Without usability testing, an experience designer is only making assumptions of what is valuable to users. The importance of testing designs with users is the most important step in user-centered design and doesn’t happen enough.

The core principal of user-centered design is meeting, if not exceeding, the expectations of the people that use the product you are designing. Designers that intend a product to be used, and interacted with by anyone but themselves, needs to base their design decisions off a solid foundation of user research and testing of the product with users.

I’ve lost count how many times I have seen, and unfortunately have been a part of, the design of products without talking with one user prior to designing or allowing one user to use to see if it was designed correctly prior to delivering. Yes, I am ashamed of this.

I believe a lot of what happens in the name of user experience, is not user-centered at all and ultimately hurts the field in general.

I agree completely with Leisa Reichelt’s post “Why Most UX is Shite.” In it, she states:

“If you’re not an end user of the product (really), or your not regularly talking to or observing your end users to understand how to design for them, seriously consider holding your tongue rather than giving your opinion.”

Designing the visual communication, content delivery and interaction expectations of others cannot be met entirely by two designers sitting side by side debating what the best screen elements to implement.

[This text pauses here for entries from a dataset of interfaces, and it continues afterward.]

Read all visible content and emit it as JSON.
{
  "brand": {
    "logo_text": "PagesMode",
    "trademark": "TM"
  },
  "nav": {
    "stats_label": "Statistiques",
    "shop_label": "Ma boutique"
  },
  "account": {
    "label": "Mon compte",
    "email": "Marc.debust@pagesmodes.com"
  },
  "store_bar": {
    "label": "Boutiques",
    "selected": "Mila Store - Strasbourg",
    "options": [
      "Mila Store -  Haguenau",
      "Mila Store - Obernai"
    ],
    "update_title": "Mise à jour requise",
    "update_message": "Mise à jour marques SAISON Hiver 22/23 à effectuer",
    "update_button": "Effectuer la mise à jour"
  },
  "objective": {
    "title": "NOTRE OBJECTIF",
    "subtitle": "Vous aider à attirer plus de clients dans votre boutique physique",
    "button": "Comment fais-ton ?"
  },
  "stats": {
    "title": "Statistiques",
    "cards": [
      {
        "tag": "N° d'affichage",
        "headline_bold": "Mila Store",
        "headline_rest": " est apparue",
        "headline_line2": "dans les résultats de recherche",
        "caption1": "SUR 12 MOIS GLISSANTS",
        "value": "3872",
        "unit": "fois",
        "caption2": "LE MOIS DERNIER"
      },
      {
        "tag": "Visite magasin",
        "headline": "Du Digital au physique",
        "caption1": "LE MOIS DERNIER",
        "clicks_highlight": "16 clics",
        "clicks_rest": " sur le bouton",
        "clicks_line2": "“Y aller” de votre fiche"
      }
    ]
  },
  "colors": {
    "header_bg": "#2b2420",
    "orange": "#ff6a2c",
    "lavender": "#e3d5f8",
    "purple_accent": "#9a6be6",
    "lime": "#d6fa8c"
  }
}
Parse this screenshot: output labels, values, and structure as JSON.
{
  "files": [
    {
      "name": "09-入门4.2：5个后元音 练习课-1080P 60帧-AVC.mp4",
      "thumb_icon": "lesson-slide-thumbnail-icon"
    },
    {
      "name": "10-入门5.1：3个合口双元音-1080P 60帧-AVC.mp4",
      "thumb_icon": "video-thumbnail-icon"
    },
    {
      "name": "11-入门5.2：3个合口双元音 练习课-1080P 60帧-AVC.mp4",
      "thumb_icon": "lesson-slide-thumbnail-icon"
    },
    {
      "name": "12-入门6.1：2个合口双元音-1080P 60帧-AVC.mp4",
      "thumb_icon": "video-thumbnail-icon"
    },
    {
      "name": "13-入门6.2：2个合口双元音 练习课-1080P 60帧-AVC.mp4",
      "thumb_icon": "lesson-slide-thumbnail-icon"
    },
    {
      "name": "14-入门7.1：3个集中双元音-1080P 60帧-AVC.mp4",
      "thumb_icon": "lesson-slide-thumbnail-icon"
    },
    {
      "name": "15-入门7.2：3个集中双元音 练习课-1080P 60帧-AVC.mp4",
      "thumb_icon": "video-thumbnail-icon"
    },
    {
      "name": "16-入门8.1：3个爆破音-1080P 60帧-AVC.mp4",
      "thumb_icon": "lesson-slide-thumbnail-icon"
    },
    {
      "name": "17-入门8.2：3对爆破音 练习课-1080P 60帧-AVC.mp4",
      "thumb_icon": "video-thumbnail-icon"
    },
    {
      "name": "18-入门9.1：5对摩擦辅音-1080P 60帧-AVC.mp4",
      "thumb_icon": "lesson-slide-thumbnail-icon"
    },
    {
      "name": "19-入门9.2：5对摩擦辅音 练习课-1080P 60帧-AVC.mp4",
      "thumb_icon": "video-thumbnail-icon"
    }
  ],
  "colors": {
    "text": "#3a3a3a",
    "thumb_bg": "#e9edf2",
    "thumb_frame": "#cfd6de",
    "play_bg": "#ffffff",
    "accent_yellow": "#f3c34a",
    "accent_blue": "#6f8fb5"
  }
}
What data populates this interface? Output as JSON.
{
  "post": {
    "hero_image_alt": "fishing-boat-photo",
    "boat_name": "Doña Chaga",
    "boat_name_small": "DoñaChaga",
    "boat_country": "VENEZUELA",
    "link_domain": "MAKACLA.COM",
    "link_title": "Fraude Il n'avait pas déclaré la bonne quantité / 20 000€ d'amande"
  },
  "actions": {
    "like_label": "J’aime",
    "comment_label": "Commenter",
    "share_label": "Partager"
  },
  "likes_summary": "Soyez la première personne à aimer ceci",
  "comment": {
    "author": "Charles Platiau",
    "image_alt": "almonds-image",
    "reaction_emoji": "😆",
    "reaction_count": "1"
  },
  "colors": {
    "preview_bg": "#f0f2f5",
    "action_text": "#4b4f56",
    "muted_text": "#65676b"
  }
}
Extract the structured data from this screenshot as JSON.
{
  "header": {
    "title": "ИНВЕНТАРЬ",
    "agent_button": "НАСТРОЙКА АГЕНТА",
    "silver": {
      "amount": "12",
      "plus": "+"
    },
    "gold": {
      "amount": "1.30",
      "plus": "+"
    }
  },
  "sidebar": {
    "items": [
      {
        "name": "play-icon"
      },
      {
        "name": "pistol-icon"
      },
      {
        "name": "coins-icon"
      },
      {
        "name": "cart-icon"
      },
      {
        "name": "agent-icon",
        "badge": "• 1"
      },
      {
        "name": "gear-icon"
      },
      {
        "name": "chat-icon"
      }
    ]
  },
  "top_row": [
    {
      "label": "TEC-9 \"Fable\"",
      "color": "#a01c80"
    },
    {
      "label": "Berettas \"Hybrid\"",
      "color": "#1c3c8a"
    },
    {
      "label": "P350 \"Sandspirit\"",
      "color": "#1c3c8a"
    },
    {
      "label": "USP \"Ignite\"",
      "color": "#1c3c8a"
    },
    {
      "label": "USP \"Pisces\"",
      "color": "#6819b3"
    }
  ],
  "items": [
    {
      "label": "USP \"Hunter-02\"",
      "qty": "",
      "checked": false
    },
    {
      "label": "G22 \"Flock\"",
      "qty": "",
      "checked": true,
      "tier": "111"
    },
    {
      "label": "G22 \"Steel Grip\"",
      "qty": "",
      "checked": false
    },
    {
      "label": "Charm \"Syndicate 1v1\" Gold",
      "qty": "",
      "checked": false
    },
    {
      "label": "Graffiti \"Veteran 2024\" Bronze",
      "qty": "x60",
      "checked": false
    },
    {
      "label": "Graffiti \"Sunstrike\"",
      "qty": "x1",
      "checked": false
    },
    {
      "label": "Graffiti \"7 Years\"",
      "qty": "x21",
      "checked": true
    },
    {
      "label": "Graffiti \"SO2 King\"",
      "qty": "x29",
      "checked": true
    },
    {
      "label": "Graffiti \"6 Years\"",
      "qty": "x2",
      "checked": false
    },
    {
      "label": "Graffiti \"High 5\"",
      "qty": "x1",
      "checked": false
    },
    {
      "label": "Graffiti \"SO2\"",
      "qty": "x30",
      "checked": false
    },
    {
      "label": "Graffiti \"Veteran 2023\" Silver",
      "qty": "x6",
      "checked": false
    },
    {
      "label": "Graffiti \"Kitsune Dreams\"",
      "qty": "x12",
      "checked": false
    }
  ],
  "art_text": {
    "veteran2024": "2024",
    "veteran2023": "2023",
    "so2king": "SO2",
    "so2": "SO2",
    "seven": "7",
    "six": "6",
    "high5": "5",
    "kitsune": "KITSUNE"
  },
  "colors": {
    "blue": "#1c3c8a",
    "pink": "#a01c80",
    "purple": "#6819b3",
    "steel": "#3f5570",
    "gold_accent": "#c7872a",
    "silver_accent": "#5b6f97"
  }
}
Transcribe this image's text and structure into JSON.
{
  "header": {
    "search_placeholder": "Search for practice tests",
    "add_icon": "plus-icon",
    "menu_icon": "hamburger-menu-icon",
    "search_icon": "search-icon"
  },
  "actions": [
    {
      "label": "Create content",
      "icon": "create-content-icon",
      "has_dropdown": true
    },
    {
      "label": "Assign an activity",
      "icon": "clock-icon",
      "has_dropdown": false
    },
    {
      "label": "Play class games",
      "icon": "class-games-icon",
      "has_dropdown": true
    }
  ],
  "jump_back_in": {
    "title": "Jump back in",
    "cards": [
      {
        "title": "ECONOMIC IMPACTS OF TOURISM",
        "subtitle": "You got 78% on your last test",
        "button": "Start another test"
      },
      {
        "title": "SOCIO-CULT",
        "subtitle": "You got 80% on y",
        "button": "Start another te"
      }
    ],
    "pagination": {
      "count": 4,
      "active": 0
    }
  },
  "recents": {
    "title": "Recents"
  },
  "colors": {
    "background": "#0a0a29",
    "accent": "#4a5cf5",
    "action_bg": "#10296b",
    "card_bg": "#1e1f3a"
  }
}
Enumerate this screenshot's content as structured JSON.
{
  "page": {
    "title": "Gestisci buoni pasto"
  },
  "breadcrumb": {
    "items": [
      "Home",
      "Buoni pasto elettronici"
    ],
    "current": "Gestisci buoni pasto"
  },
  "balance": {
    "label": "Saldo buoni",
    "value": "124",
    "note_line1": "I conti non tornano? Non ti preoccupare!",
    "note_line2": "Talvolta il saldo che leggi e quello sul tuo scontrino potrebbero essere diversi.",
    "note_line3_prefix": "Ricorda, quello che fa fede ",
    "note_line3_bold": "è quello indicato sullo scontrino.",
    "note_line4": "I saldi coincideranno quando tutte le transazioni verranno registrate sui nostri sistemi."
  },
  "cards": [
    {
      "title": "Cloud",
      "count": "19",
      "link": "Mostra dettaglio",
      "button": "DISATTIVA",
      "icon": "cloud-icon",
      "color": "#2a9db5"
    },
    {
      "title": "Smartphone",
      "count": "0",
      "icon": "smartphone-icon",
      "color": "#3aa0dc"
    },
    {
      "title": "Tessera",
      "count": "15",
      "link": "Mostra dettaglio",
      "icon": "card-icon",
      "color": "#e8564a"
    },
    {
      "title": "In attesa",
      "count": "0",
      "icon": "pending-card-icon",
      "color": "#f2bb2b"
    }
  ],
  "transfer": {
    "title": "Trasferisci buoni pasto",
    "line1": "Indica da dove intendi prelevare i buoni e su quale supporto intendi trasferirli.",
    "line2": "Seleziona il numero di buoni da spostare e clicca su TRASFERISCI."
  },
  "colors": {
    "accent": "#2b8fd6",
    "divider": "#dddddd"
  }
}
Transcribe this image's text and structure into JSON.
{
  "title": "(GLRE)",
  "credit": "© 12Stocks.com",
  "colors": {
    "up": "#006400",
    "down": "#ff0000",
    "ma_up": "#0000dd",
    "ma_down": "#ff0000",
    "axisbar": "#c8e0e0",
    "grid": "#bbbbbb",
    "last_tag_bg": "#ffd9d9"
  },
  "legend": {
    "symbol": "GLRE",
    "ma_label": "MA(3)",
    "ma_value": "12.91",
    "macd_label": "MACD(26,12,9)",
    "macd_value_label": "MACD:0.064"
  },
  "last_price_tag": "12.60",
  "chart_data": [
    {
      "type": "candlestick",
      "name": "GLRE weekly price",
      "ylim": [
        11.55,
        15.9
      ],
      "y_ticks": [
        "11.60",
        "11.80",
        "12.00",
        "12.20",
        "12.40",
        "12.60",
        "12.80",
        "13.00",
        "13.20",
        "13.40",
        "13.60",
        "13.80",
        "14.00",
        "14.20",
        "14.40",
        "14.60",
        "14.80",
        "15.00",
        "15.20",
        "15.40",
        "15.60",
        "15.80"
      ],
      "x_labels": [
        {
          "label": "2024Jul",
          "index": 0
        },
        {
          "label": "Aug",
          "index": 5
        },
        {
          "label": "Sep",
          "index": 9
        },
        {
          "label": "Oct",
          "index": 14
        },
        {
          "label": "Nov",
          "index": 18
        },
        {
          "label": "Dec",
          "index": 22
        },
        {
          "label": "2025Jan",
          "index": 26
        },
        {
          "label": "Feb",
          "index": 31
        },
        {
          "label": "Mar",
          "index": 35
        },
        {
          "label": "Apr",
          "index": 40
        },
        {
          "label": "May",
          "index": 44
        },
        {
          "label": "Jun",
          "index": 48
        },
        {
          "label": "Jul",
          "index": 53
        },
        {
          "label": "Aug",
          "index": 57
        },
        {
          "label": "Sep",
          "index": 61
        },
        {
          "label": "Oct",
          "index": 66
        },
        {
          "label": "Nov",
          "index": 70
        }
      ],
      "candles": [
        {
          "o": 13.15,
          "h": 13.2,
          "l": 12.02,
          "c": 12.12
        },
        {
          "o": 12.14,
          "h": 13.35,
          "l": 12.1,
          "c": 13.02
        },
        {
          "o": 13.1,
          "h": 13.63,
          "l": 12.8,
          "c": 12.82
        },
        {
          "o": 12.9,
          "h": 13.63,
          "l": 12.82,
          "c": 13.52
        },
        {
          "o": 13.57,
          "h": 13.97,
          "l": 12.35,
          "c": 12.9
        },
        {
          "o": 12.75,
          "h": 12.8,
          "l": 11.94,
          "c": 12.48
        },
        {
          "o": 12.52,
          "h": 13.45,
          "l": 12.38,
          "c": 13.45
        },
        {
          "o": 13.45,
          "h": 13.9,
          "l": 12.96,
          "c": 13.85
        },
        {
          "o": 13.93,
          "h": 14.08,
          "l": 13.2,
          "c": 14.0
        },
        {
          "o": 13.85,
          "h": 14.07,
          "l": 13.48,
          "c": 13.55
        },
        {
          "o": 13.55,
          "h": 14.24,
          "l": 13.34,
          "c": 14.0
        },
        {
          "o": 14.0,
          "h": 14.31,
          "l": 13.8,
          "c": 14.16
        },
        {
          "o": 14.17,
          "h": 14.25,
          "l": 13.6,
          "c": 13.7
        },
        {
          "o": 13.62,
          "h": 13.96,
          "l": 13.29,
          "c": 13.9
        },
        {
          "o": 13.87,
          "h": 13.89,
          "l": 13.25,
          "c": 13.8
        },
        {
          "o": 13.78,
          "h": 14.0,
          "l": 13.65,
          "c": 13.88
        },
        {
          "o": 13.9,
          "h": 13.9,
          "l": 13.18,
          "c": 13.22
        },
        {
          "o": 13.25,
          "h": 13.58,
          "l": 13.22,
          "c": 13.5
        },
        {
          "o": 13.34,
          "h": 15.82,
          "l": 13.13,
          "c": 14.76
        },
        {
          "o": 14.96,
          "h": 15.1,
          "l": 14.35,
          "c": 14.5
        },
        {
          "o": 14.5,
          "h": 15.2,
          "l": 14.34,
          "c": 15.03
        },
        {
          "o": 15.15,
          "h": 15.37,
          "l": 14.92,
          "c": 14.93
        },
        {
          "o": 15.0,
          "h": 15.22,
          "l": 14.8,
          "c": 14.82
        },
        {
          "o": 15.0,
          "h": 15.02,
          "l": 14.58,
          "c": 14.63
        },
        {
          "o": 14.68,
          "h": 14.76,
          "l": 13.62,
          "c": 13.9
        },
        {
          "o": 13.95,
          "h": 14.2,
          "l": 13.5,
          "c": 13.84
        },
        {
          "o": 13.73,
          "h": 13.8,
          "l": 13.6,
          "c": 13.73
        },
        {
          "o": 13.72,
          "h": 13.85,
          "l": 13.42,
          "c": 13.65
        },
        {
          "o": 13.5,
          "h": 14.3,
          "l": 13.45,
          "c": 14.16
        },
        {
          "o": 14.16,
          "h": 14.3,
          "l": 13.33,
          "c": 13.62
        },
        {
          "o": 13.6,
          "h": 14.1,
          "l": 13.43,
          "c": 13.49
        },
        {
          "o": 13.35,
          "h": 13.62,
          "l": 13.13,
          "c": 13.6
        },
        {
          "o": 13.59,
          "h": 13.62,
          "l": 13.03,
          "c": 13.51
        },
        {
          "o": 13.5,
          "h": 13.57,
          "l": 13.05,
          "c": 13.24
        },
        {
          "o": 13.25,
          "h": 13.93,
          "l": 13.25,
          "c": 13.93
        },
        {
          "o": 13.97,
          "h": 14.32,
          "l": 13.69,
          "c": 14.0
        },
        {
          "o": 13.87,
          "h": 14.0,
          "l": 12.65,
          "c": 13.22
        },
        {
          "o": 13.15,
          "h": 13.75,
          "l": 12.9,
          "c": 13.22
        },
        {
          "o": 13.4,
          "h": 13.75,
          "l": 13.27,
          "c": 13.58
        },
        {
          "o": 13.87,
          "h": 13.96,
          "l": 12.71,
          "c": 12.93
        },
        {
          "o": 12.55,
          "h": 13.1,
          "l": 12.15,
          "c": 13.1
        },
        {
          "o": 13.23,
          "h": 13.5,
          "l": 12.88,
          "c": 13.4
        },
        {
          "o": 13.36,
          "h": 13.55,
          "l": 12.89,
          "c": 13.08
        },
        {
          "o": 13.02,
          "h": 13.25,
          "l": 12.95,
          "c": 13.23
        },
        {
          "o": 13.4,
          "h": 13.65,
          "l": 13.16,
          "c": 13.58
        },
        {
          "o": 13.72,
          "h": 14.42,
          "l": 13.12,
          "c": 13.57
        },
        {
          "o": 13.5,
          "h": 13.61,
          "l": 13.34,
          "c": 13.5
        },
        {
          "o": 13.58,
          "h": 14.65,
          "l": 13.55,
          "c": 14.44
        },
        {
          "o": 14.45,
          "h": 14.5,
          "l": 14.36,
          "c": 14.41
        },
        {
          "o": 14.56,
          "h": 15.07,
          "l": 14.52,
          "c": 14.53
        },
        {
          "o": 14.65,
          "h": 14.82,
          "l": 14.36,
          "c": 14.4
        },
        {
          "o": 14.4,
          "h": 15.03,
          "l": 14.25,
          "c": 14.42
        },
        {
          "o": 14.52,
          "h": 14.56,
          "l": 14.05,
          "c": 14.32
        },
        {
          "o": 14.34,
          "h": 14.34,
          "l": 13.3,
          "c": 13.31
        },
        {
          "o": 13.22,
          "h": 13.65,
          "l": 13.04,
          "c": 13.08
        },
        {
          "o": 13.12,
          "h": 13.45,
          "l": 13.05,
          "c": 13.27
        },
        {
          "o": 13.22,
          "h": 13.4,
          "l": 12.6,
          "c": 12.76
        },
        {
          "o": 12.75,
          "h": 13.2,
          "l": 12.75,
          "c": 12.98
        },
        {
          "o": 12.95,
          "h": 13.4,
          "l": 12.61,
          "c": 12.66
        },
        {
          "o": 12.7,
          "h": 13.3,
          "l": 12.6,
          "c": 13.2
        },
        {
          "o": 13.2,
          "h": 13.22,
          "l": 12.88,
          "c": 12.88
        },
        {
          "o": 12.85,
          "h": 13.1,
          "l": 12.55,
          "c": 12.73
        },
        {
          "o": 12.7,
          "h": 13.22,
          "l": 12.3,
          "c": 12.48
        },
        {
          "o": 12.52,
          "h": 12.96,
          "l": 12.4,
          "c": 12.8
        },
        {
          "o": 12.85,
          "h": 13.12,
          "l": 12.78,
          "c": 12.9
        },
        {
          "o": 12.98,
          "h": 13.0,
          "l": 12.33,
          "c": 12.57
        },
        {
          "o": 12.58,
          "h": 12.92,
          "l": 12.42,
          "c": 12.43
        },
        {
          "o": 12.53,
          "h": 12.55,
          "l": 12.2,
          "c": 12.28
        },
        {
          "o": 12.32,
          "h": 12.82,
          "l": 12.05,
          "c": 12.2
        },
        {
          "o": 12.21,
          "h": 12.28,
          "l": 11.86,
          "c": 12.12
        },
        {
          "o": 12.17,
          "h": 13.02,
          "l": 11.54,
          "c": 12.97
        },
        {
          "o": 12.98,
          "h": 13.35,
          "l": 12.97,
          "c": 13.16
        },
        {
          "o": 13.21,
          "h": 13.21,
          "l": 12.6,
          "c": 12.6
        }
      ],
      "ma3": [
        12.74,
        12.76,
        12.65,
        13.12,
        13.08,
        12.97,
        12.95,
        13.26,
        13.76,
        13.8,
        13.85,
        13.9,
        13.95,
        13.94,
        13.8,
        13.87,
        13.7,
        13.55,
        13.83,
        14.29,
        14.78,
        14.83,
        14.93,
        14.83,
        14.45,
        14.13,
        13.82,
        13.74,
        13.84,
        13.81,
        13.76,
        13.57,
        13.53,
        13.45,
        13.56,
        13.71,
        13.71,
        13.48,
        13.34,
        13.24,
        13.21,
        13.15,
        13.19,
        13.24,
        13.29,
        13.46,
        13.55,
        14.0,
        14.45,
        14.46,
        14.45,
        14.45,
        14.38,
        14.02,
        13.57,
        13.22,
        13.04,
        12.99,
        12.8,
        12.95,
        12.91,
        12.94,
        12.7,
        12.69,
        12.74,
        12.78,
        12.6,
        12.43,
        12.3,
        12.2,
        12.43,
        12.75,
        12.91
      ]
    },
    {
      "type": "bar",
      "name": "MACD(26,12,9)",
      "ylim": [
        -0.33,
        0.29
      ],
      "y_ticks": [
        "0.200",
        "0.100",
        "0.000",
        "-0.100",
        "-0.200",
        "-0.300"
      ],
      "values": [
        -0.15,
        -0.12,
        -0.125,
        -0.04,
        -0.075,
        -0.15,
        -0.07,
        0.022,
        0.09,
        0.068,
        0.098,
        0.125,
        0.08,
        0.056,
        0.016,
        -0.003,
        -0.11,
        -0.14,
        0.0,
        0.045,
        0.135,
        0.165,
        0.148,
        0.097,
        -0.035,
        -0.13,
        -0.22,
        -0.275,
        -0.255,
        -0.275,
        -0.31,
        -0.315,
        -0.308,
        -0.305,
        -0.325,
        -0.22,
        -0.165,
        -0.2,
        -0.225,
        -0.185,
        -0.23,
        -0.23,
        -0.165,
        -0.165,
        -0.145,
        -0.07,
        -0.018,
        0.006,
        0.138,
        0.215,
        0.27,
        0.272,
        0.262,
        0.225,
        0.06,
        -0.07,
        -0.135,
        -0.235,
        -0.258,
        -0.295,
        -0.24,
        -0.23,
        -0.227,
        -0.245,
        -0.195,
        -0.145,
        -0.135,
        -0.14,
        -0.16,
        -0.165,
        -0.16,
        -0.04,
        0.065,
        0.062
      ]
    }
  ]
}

I have been fortunate enough to work with very talented and smart designers and some of the solutions we designed and tested actually worked out pretty well in testing. I consider those particular cases very rare and hopefully you do too.

Sitting with people in their cubical, watching them struggle with an interface that was never tested with users, is the most frustrating thing to watch someone go through. I find myself saying sorry for other’s mistakes.

Someone simply saying “thank you” for listening to what makes their job difficult is humbling. The satisfaction of watching someone’s life become instantly better just by what is proposed in a prototype, designed from the empathy gained through user research and contextual inquiries, is unsurpassed. This is why user experience designers love their job. Helping others lives become even slightly better. What a difference a button placement or additional checkbox makes.

If you create products for the use of others, please, for the sanity of the poor people waiting to use your product, talk to them before you make any design decisions and test early and often.